"The problem is that what the judge did in explaining why the record was so weak, it's hard to imagine the record could be improved enough" to pass court scrutiny in the future, he said.
Mayor Schaaf issued a statement after Chhabria released his ruling and called the battle over the coal port "a fight for the health of our community."
“This is a fight for environmental justice and equity," Schaaf said. "Oakland’s most vulnerable communities have unfairly suffered the burden of pollutants and foul air for too long. We will continue to fight this battle on all fronts; not just today, but every day.”
Justin Berton, the mayor's communications director, said the city is "currently reviewing all the options, including appeal."
The ruling is the latest chapter in a dispute that began with the city's attempt to find a developer for a parcel from the old Oakland Army Base just south of the Bay Bridge Toll Plaza.
Developer Phil Tagami's Oakland Bulk and Oversize Terminal concern won the right in 2012 to develop the property as a bulk cargo facility -- one that would handle uncontainerized materials like grain, timber, cement or minerals like coal.

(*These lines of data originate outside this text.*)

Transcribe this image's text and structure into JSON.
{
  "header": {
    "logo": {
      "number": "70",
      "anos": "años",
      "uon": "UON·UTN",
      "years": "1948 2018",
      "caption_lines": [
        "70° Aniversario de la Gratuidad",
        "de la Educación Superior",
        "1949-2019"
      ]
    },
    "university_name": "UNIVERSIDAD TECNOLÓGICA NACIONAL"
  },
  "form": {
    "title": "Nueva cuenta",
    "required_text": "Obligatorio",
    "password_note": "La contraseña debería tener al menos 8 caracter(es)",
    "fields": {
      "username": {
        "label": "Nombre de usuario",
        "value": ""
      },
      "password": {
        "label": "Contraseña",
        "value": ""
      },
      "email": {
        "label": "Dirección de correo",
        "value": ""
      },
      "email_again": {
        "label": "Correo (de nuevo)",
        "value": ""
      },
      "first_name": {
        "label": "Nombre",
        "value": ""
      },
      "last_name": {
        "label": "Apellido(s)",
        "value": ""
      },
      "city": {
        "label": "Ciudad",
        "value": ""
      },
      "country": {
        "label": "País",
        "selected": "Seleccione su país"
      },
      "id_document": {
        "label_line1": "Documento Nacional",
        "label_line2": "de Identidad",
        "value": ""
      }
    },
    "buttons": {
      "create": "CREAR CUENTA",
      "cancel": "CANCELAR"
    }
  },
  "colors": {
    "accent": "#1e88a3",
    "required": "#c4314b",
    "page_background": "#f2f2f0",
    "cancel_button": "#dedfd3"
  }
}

The project is separate from the Port of Oakland.
Tagami, a former member of Oakland's port and planning commissions also known for leading the Fox Oakland and Rotunda redevelopment projects downtown, initially offered assurances that coal would not be handled at the new facility.
But word leaked in 2015 that Tagami's Oakland Bulk and Oversized Terminal and the firm created to design, build and operate the facility, Terminal Logistics Solutions, were actively planning for coal shipments from Utah. (It later emerged that Bowie Resources Partners, an energy firm that mines coal in Utah that would be shipped through Oakland, owns Terminal Logistics Solutions.)
The coal plan touched off a widely publicized dispute between Tagami and Schaaf and prompted the City Council to pass both an ordinance banning coal shipments and a resolution specifically prohibiting the fossil fuel from passing through the new bulk terminal.
Tagami sued, alleging breach of contract and saying the city's action violated the U.S. Constitution and federal law.
The Northern Alameda County branch of the Sierra Club's Bay Area chapter, one of the environmental and public health groups that had pushed for the coal ban, said it expects the legal fight over planned coal shipments to the facility to continue.
“Despite this unfortunate setback, we believe the city of Oakland has every right to protect the public health of its community, especially for the most vulnerable, by banning the handling and storage of coal at the Oakland Army Base," Luis Amezcua, chair of the branch, said in a statement.
“We are disappointed by the court’s decision to overturn Oakland’s evidence-based, common-sense ban on coal handling and storage,” said Earthjustice attorney Colin O’Brien. “We continue to stand with the city and its residents, who made the brave choice to put the health and well-being of the families and children of Oakland above the machinations of Tagami and his corporate partners.”